Website and app data records:
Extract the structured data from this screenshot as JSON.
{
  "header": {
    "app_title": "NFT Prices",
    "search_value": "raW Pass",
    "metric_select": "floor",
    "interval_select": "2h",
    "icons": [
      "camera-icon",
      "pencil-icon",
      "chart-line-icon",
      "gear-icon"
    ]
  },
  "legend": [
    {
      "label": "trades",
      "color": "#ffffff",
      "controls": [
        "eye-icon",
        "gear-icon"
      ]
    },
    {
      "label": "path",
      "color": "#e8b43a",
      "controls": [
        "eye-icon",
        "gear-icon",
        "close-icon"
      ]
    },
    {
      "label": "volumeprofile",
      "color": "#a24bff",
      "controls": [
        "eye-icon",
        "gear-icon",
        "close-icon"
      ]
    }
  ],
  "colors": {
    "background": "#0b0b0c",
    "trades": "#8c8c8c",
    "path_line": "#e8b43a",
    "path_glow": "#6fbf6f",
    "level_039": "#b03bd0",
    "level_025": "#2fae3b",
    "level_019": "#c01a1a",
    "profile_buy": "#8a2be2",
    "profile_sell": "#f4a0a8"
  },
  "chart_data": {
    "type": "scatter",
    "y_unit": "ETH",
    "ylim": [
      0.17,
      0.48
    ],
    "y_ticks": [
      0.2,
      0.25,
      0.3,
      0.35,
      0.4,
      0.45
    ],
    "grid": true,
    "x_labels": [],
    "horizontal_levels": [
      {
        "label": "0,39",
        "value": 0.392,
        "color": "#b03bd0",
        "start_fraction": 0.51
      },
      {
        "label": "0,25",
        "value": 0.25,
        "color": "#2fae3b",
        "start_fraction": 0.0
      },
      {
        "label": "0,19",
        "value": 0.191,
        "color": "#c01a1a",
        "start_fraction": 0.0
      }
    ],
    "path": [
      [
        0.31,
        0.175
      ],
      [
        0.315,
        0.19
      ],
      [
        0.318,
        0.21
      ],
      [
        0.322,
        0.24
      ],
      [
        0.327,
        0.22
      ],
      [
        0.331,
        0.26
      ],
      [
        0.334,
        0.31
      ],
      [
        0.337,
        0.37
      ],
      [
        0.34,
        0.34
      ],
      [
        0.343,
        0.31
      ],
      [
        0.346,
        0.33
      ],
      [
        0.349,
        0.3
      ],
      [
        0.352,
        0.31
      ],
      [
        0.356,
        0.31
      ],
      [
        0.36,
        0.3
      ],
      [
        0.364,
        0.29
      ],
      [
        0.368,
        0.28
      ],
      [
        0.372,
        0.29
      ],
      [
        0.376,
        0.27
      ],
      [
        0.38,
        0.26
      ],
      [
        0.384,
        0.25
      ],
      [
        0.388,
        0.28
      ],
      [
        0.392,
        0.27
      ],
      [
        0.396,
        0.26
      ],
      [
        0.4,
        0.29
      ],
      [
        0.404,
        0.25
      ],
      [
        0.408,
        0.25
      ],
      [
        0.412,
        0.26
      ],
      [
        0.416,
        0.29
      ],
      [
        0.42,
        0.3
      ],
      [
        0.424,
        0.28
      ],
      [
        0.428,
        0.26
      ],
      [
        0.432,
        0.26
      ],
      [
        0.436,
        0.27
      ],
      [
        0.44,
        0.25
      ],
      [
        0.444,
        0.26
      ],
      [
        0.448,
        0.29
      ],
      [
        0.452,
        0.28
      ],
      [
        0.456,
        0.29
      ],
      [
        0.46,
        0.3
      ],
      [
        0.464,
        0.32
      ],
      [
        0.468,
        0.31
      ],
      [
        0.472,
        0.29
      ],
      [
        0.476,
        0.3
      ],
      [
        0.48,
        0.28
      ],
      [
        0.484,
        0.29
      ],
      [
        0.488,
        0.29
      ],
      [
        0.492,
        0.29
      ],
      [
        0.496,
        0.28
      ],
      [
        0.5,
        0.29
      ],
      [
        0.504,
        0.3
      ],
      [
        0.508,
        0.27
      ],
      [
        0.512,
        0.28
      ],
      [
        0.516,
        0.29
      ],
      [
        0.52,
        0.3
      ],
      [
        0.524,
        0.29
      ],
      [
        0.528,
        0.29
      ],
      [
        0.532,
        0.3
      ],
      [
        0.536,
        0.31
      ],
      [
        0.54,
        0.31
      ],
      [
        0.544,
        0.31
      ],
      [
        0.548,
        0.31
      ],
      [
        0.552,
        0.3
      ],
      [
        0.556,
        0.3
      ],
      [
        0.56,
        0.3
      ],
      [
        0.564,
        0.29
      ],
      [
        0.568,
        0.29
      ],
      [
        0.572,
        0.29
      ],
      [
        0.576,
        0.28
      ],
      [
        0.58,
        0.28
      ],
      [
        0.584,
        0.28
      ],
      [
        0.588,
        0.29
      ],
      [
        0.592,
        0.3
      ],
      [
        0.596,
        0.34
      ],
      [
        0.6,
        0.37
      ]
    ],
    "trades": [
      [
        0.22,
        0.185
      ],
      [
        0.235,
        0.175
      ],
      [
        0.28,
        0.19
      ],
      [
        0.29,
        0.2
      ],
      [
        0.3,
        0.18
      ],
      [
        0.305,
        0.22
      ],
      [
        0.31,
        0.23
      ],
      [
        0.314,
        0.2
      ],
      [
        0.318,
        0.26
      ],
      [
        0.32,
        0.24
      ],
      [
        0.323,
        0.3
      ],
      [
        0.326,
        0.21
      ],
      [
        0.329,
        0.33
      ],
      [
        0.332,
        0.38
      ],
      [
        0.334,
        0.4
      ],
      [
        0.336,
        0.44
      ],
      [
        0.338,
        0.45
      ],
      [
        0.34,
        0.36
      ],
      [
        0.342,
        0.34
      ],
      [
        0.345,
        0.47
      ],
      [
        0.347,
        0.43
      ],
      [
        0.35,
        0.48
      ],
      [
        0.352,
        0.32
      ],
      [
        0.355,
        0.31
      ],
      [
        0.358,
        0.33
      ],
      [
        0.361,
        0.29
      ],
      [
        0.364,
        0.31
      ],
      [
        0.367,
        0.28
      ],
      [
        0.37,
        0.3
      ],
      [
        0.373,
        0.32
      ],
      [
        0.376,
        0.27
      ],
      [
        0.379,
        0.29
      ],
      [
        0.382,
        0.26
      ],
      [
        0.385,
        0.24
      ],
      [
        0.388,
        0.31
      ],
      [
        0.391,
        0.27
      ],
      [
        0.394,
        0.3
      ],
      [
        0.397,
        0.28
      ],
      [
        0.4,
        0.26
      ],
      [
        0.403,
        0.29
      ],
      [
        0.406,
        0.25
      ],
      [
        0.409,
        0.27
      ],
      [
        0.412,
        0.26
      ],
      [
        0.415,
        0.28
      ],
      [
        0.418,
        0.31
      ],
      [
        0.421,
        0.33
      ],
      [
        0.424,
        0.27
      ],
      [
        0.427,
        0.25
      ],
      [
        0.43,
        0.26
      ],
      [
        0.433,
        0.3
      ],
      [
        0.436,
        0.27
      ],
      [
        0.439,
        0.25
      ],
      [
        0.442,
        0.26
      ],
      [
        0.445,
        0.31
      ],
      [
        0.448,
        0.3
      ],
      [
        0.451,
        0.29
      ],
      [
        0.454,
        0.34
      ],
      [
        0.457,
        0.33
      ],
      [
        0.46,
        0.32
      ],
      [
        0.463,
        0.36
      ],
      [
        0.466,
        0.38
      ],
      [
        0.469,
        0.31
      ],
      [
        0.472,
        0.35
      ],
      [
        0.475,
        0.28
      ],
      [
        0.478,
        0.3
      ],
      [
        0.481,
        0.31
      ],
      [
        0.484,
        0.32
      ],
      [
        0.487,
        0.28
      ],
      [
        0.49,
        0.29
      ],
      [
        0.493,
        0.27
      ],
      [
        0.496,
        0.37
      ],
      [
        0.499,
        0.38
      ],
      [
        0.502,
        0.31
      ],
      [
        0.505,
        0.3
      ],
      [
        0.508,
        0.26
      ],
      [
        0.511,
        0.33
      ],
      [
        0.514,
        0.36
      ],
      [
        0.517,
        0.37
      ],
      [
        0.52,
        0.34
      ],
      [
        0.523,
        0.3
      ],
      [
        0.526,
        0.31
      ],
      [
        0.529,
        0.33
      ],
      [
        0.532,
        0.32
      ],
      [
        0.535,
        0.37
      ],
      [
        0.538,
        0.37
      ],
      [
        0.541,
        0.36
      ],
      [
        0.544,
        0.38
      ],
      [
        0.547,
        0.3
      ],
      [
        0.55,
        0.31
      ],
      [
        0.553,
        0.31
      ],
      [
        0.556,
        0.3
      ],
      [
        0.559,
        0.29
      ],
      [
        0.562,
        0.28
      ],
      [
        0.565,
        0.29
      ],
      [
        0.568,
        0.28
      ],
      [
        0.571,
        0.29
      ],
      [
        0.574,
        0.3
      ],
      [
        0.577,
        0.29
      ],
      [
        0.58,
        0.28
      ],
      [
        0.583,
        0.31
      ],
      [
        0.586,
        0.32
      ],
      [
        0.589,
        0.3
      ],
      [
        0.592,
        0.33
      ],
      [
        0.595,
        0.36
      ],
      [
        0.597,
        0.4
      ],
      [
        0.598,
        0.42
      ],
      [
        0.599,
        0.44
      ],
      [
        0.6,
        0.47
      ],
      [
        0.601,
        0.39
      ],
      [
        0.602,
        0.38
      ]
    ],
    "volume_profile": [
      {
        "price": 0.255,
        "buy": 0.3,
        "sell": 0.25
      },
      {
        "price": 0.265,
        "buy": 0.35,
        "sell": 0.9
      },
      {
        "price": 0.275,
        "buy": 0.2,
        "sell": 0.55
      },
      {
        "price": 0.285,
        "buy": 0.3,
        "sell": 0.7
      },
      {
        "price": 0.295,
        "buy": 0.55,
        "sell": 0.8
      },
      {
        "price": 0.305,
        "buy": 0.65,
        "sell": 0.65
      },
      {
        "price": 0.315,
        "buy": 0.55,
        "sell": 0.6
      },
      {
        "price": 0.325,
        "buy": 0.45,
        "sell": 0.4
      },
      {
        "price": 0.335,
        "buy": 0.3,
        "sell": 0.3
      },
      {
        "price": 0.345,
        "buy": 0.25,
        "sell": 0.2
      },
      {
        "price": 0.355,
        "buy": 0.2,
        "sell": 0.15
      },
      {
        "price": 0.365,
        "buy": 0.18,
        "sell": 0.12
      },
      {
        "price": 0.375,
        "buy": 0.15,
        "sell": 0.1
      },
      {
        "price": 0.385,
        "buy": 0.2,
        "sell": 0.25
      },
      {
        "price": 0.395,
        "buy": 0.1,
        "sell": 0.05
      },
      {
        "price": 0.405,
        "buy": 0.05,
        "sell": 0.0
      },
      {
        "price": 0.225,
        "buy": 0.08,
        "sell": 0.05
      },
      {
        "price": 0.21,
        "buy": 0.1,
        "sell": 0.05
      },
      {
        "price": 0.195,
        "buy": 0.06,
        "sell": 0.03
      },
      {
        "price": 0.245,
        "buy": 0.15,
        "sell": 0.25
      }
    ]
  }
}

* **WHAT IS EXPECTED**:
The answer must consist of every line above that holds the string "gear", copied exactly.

* **REPLY TO THE EXERCISE**:
      "gear-icon"
        "gear-icon"
        "gear-icon",
        "gear-icon",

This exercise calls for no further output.